I did an inspection on a well built home in good condition yesterday. The buyer is a realtor.

She is asking me to add 2 things to the report

  1. The rough square footage of the house which I measured quickly with my lazer measurer as a favor since the tax rolls showed it was a 4 bed of 2000 sf when it’s actually a 3 bed closer to 1800sf. My rough measurements came up to 1500 sf interior space (ie excluding the area of the interior walls). I’m sure this is not part of the SOP, and I don’t think it’s relevant to home inspection.

  2. A 2" x 2" x 3" triangle of missing concrete in the driveway where it goes under the garage door trim on the outside. It’s really small and not a safety or structural problem. In fact you have to be looking to even notice it.

I’m thinking I can put a note for the concrete in the report, but the square footage is not my concern and is only going to get me into hot water.


  1. Well… you could always make a comment that the home does not “appear” to “measure up” to the listed square footage, and call it out for an “Appraiser” or the local “Tax Man” to visit the home to confirm!

  2. Gap in concrete may allow rainwater to migrate below the garage slab. A qualified concrete specialist should perform any necessary repairs.


I agree with you about the square footage, just leave that be as it’s not relevant.
And sure, might as well put in the little concrete item.

I would not comment on sq footage. At least here in Oklahoma, you must report where sq ft was obtained and home inspectors isn’t a choice.

Little concrete, sure.

We don’t put sqft or age of home in our reports any more. I especially would not if someone specially asked for it because they obviously want to rely on it.

I use the sq. ft. indicated on the listing.

For private sales I do not report square footage

You could just add the words “I think the home is about…” before your square foot estimate, and then add the words “… but I could be wrong.” after your square foot estimate.

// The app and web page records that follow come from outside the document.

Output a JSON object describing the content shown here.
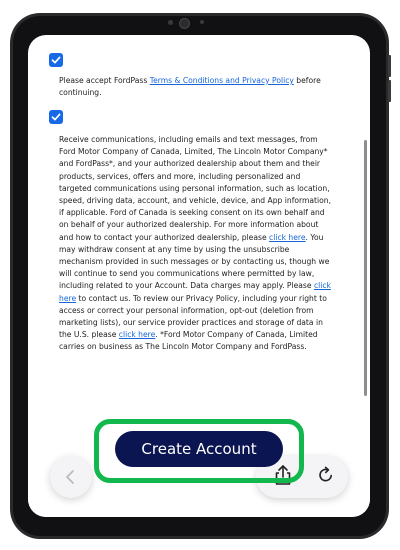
{
  "consent_1": {
    "checked": true,
    "text_before": "Please accept FordPass ",
    "link": "Terms & Conditions and Privacy Policy",
    "text_after": " before continuing."
  },
  "consent_2": {
    "checked": true,
    "p1": "Receive communications, including emails and text messages, from Ford Motor Company of Canada, Limited, The Lincoln Motor Company* and FordPass*, and your authorized dealership about them and their products, services, offers and more, including personalized and targeted communications using personal information, such as location, speed, driving data, account, and vehicle, device, and App information, if applicable. Ford of Canada is seeking consent on its own behalf and on behalf of your authorized dealership. For more information about and how to contact your authorized dealership, please ",
    "link1": "click here",
    "p2": ". You may withdraw consent at any time by using the unsubscribe mechanism provided in such messages or by contacting us, though we will continue to send you communications where permitted by law, including related to your Account. Data charges may apply. Please ",
    "link2": "click here",
    "p3": " to contact us. To review our Privacy Policy, including your right to access or correct your personal information, opt-out (deletion from marketing lists), our service provider practices and storage of data in the U.S. please ",
    "link3": "click here",
    "p4": ". *Ford Motor Company of Canada, Limited carries on business as The Lincoln Motor Company and FordPass."
  },
  "create_account_label": "Create Account",
  "colors": {
    "accent": "#1769e6",
    "button": "#0b1551",
    "highlight": "#12b84e"
  },
  "icons": [
    "checkmark-icon",
    "chevron-left-icon",
    "share-icon",
    "reload-icon"
  ]
}
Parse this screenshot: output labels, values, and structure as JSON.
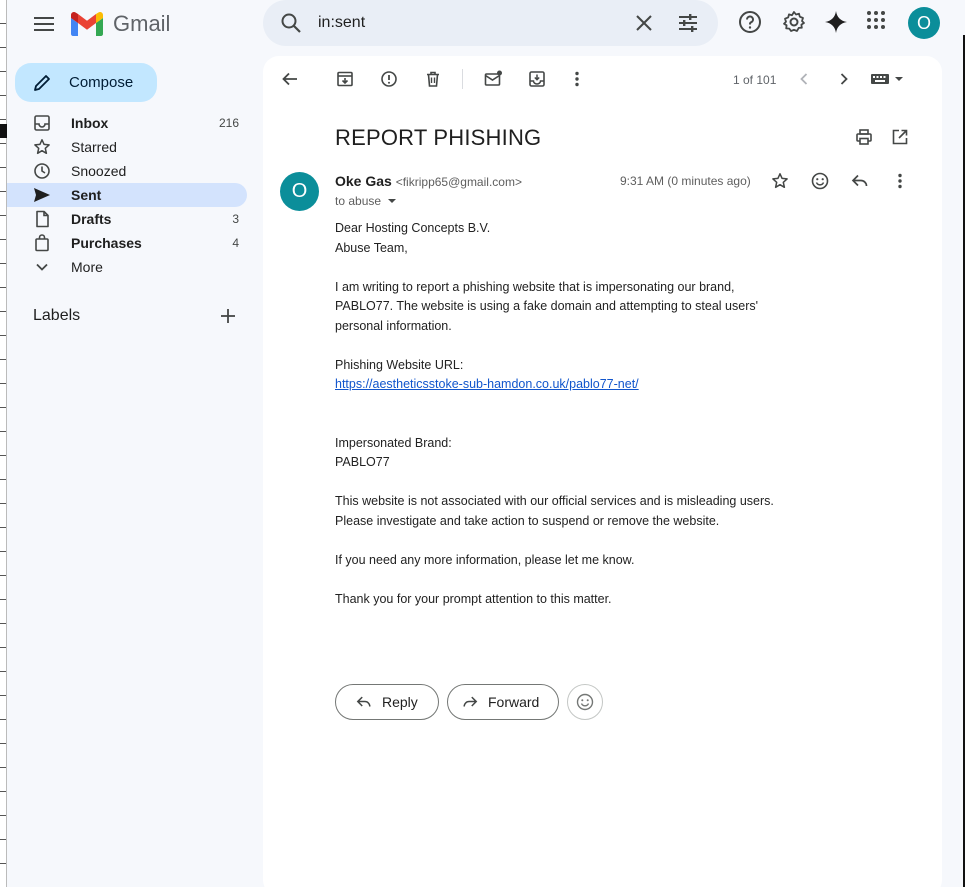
{
  "app": {
    "name": "Gmail"
  },
  "search": {
    "query": "in:sent"
  },
  "user": {
    "initial": "O"
  },
  "compose": {
    "label": "Compose"
  },
  "sidebar": {
    "items": [
      {
        "label": "Inbox",
        "count": "216"
      },
      {
        "label": "Starred",
        "count": ""
      },
      {
        "label": "Snoozed",
        "count": ""
      },
      {
        "label": "Sent",
        "count": ""
      },
      {
        "label": "Drafts",
        "count": "3"
      },
      {
        "label": "Purchases",
        "count": "4"
      },
      {
        "label": "More",
        "count": ""
      }
    ],
    "labels_header": "Labels"
  },
  "toolbar": {
    "pager": "1 of 101"
  },
  "message": {
    "subject": "REPORT PHISHING",
    "sender_name": "Oke Gas",
    "sender_email": "<fikripp65@gmail.com>",
    "to": "to abuse",
    "time": "9:31 AM (0 minutes ago)",
    "avatar_initial": "O",
    "body": {
      "p1_l1": "Dear Hosting Concepts B.V.",
      "p1_l2": "Abuse Team,",
      "p2": "I am writing to report a phishing website that is impersonating our brand, PABLO77. The website is using a fake domain and attempting to steal users' personal information.",
      "p3_label": "Phishing Website URL:",
      "p3_url": "https://aestheticsstoke-sub-hamdon.co.uk/pablo77-net/",
      "p4_label": "Impersonated Brand:",
      "p4_value": "PABLO77",
      "p5": "This website is not associated with our official services and is misleading users. Please investigate and take action to suspend or remove the website.",
      "p6": "If you need any more information, please let me know.",
      "p7": "Thank you for your prompt attention to this matter."
    }
  },
  "actions": {
    "reply": "Reply",
    "forward": "Forward"
  },
  "colors": {
    "accent": "#c2e7ff",
    "active_nav": "#d3e3fd",
    "avatar": "#0b8e9a",
    "link": "#1155cc"
  }
}
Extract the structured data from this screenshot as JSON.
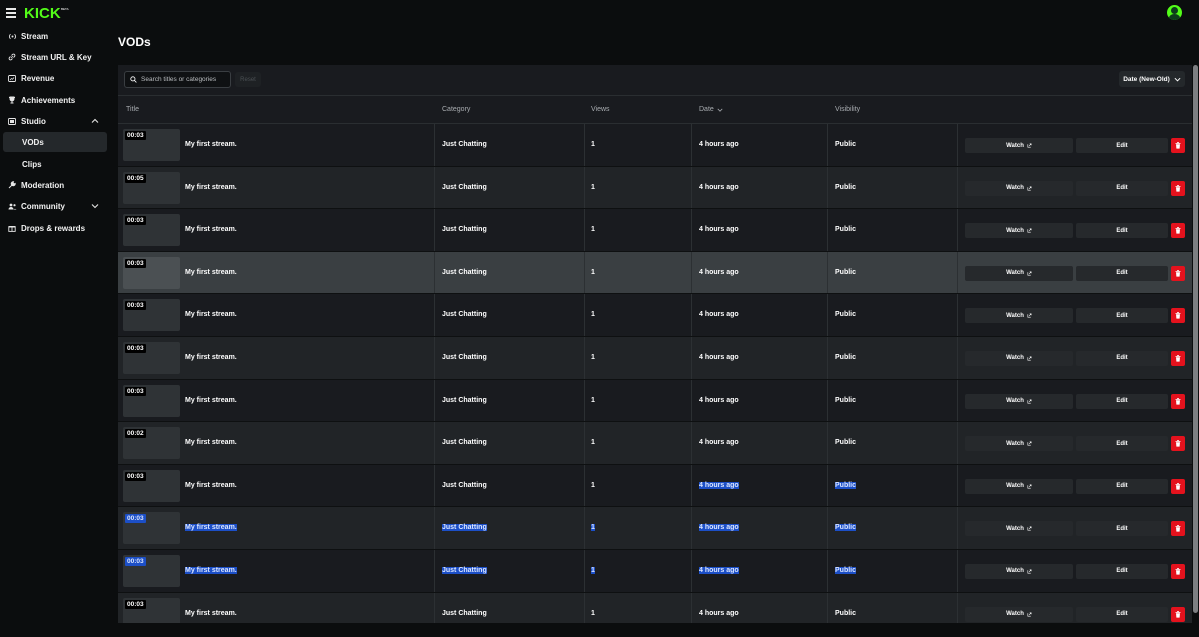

  1. I agree saying no.

  2. I would have already had in my report.

I just list what the mls shows (if there is one), and put (MLS) after the sq ft, same with age. If I don’t know it, I just put “unknown”, or “approximately”.

Let the appraiser determine the square footage and next time, give the agent your laser measuring device so that she can calculate it herself rather than you getting into something that is not a part of your practice. Notice how the first favor (measuring the square footage) became the basis for requesting the second favor (contesting the listing)… Maybe the third favor is for you to draft a letter to the county appraiser contesting the property tax for her…

BTW: I don’t list things on reports that I don’t verify first hand. I don’t measure the house, so there’s no reason for me to make any assertion as to what the square footage is. It’s hearsay as far as I’m concerned and not relevant to a home inspection beyond price determination.

Sure. Comment on a missing piece of driveway concrete, but remember it’s only a molehill.

I agree with Chuck :slight_smile:

Thanks for all the great advice guys!

I put the appears to be and check with tax appraiser or appraiser. And it was actually a different piece of concrete she was talking about. Small cracks in the driveway I put them in.